What you will do: The lines to copy are those in the listing that hold the word "icon".

The data:
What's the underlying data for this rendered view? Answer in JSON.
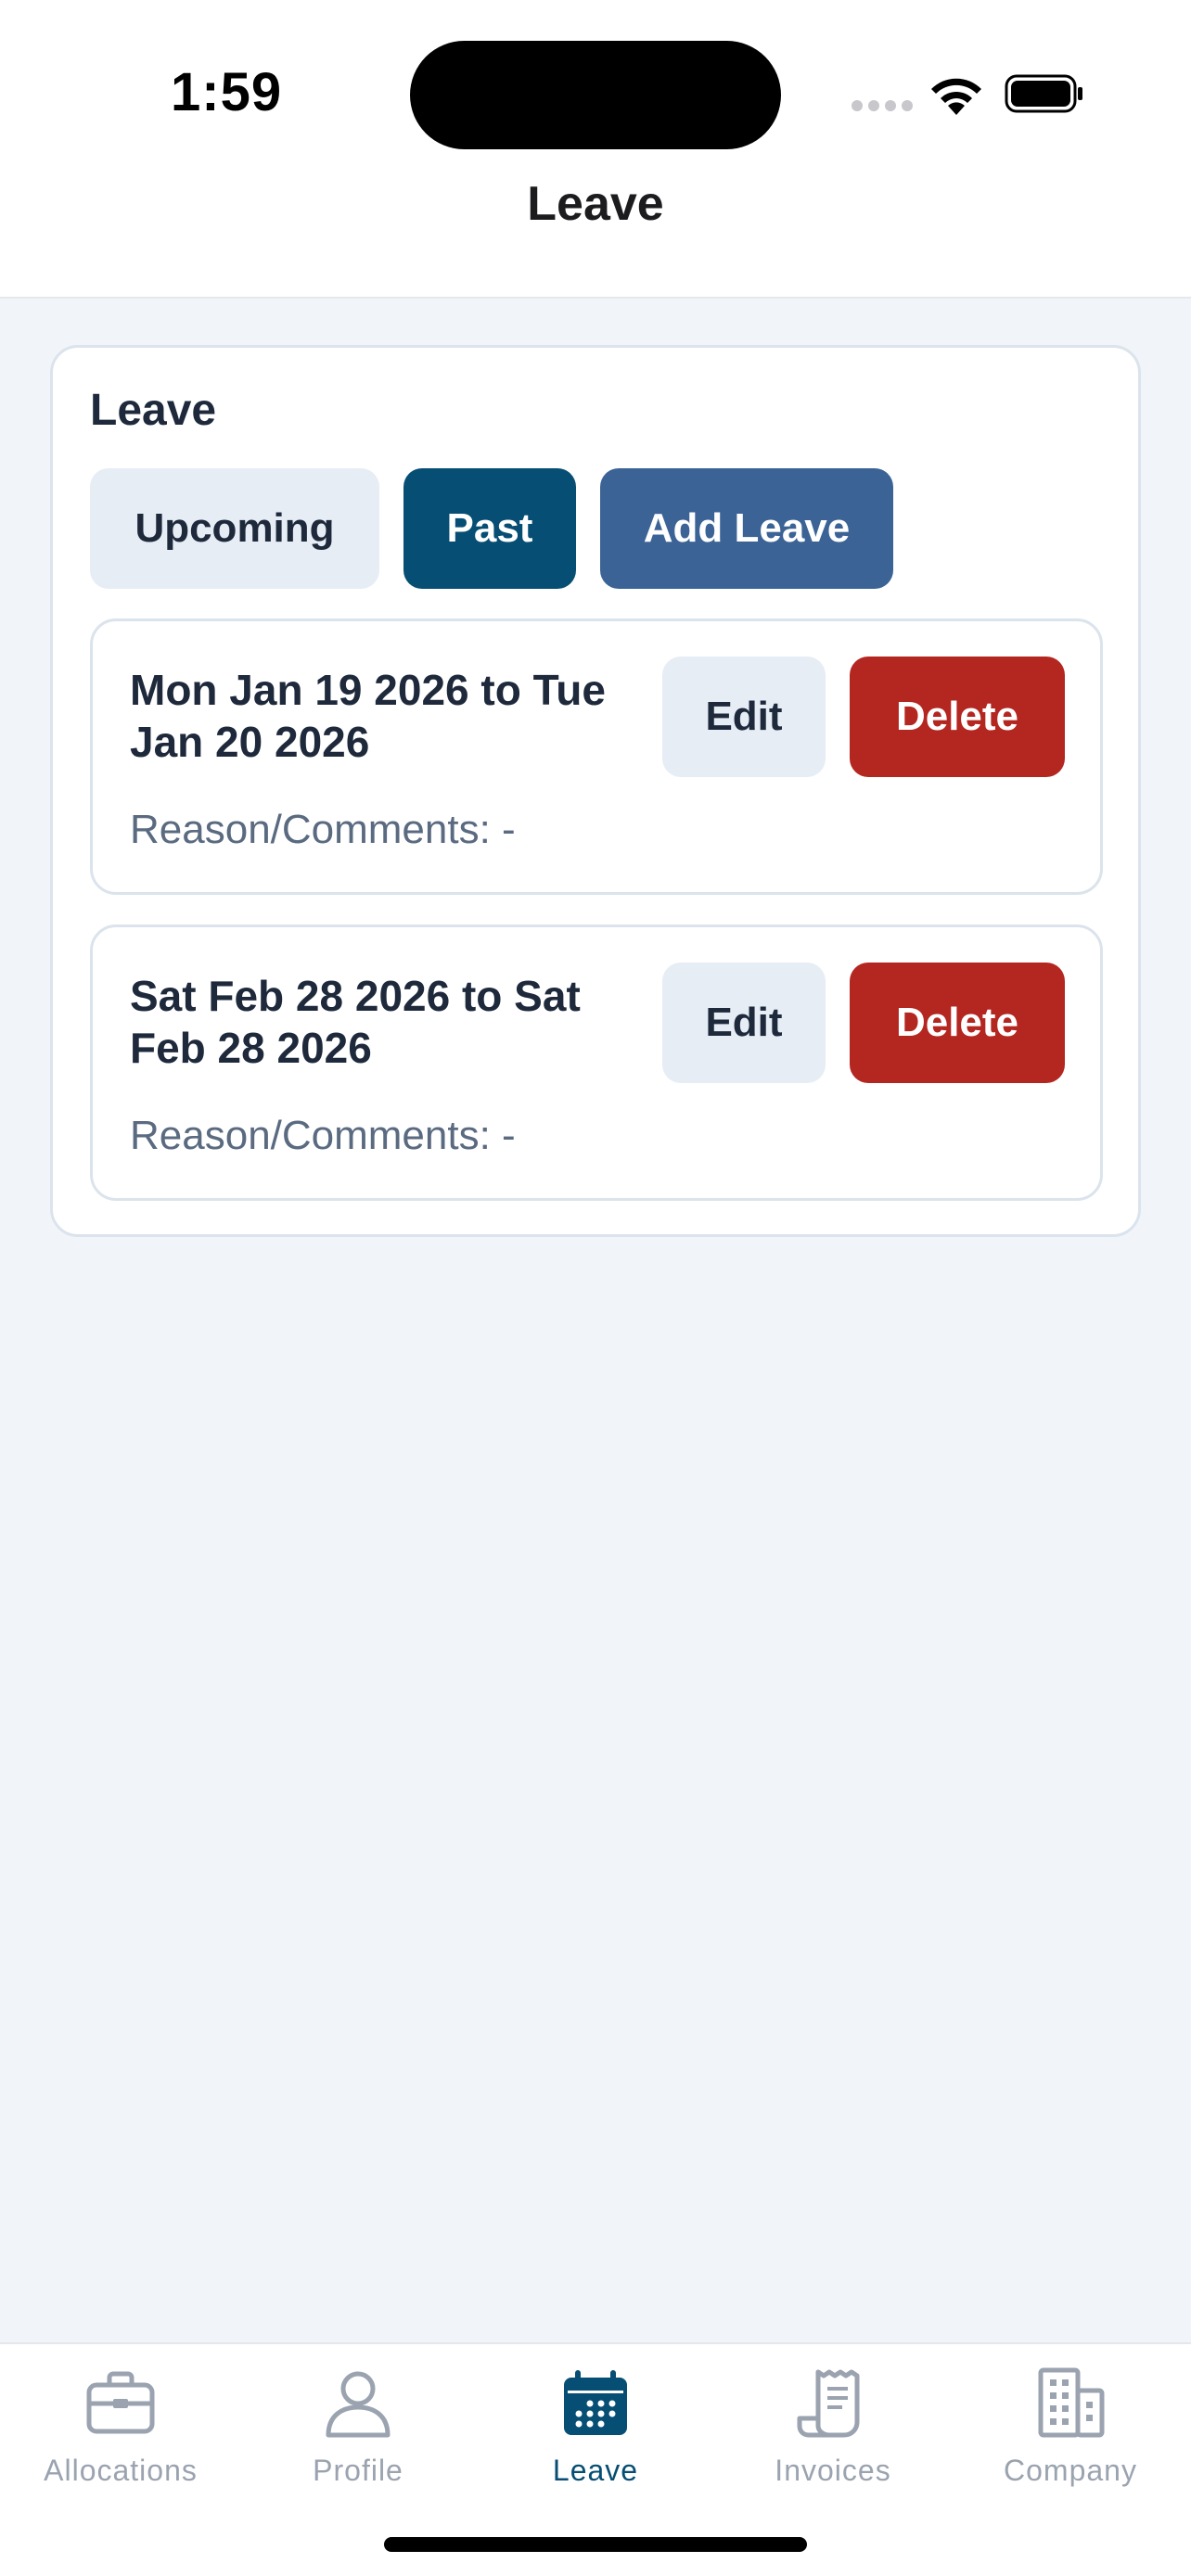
{
  "status_bar": {
    "time": "1:59"
  },
  "nav": {
    "title": "Leave"
  },
  "card": {
    "title": "Leave",
    "buttons": {
      "upcoming": "Upcoming",
      "past": "Past",
      "add": "Add Leave"
    }
  },
  "leave_items": [
    {
      "dates": "Mon Jan 19 2026 to Tue Jan 20 2026",
      "reason": "Reason/Comments: -",
      "edit_label": "Edit",
      "delete_label": "Delete"
    },
    {
      "dates": "Sat Feb 28 2026 to Sat Feb 28 2026",
      "reason": "Reason/Comments: -",
      "edit_label": "Edit",
      "delete_label": "Delete"
    }
  ],
  "tabs": [
    {
      "label": "Allocations",
      "icon": "briefcase-icon",
      "active": false
    },
    {
      "label": "Profile",
      "icon": "person-icon",
      "active": false
    },
    {
      "label": "Leave",
      "icon": "calendar-icon",
      "active": true
    },
    {
      "label": "Invoices",
      "icon": "receipt-icon",
      "active": false
    },
    {
      "label": "Company",
      "icon": "building-icon",
      "active": false
    }
  ],
  "colors": {
    "primary": "#064e73",
    "add_button": "#3b6396",
    "danger": "#b42620",
    "background": "#f1f5f9",
    "inactive_tab": "#9aa3af"
  }
}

Answer to the problem:
      "icon": "briefcase-icon",
      "icon": "person-icon",
      "icon": "calendar-icon",
      "icon": "receipt-icon",
      "icon": "building-icon",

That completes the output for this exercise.